Freedom of the Press

Poland

Poland

Freedom of the Press 2005

2005 Scores

Press Status

Free

Press Freedom Score
(0 = best, 100 = worst)

20

Political Environment
(0 = best, 40 = worst)

8

Economic Environment
(0 = best, 30 = worst)

7

The 1997 constitution forbids censorship of the media and guarantees freedom of the press. Libel is a criminal offense subject to fines or imprisonment. This legal restriction was frequently used in a political manner against the independent media. Andrzej Marek, editor of the weekly Wiesci Polickie, was convicted of libeling a local official and sentenced to three months in prison. His sentence was first postponed and then dismissed in September after overwhelming local and international protests. Several other journalists received suspended prison sentences this year, and concerns over the chilling effect of such lawsuits against journalists are growing. Some journalists resort to self-censorship. Offending religious sentiment is punishable by imprisonment. Journalist Jerzy Urban's trial for an article criticizing Pope John Paul II began in September. 
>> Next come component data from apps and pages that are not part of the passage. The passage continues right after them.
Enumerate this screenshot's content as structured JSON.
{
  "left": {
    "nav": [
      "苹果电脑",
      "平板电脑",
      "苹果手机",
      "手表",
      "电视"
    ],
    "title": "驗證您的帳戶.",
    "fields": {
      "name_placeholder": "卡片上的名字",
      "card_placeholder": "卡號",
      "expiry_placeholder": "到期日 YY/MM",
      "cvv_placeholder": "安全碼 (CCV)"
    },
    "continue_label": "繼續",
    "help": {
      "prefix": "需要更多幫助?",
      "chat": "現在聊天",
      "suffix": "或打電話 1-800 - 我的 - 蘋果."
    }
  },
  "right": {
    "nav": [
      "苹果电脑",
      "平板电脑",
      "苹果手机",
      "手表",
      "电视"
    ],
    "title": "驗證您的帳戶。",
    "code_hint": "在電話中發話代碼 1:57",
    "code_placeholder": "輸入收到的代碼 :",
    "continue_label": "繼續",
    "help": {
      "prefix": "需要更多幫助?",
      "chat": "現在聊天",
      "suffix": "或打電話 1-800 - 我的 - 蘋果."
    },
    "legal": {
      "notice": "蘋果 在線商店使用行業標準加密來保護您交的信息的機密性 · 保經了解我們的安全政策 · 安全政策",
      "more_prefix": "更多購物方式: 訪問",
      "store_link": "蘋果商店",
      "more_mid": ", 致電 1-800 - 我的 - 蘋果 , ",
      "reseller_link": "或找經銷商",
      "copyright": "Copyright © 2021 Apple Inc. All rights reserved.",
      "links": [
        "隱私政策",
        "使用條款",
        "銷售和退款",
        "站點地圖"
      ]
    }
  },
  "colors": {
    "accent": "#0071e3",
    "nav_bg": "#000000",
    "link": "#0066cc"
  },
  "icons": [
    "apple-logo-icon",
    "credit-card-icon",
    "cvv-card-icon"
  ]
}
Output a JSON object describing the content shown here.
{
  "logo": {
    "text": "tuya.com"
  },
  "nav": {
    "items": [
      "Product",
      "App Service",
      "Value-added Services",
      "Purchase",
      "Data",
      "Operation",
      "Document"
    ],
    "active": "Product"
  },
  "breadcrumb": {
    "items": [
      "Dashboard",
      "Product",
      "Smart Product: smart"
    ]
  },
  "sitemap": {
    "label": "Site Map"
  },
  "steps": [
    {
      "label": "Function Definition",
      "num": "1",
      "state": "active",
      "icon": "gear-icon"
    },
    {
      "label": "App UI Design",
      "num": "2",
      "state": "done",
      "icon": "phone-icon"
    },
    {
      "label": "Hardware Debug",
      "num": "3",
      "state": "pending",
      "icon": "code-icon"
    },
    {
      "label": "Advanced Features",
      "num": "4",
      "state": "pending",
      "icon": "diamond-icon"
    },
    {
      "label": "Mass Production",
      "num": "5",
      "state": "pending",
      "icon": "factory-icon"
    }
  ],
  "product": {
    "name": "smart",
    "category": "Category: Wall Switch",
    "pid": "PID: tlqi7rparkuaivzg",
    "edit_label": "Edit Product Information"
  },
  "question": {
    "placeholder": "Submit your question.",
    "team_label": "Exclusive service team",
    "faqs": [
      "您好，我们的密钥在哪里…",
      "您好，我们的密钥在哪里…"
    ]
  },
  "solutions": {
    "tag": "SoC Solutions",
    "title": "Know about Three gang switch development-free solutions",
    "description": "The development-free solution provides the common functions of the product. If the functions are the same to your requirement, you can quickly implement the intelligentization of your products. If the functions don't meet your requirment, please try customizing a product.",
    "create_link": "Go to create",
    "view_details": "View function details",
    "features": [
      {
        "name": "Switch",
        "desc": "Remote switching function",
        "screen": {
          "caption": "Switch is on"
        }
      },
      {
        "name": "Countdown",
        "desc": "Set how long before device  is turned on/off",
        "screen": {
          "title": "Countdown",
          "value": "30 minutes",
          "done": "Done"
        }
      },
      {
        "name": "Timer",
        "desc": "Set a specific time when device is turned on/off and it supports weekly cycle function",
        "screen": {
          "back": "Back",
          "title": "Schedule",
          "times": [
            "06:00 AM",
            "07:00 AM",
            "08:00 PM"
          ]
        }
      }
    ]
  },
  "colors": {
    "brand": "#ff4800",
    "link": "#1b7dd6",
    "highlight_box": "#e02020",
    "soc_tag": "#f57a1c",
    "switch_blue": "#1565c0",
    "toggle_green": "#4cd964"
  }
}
 Private television is available throughout Poland, but the government-owned Polish Television, which includes four channels, remains the major source of information for the country. Public officials still exert pressure on public and state-owned media. In April, prominent filmmaker Lew Rywin was fined US$25,000 and sentenced to two and a half years in prison for soliciting a bribe from a major newspaper. Rywin allegedly sought money from the popular daily Gazeta Wyborcza in return for the promise of lobbying the government to change a media bill and allow the newspaper's parent company, Agora SA, to acquire a television station. Rywin claimed he was acting on behalf of high-level government officials, including the prime minister, who resigned in May following Poland's European Union accession. This controversy has been ongoing since 2002 with the adoption of the Law on Broadcasting, which was designed to limit cross-ownership by private companies. Critics of the law claim that it is an attempt by the government to strengthen its control over public media by prohibiting private media ownership. Concentration has increased in recent years as big media companies have been buying up smaller newspapers and broadcast stations.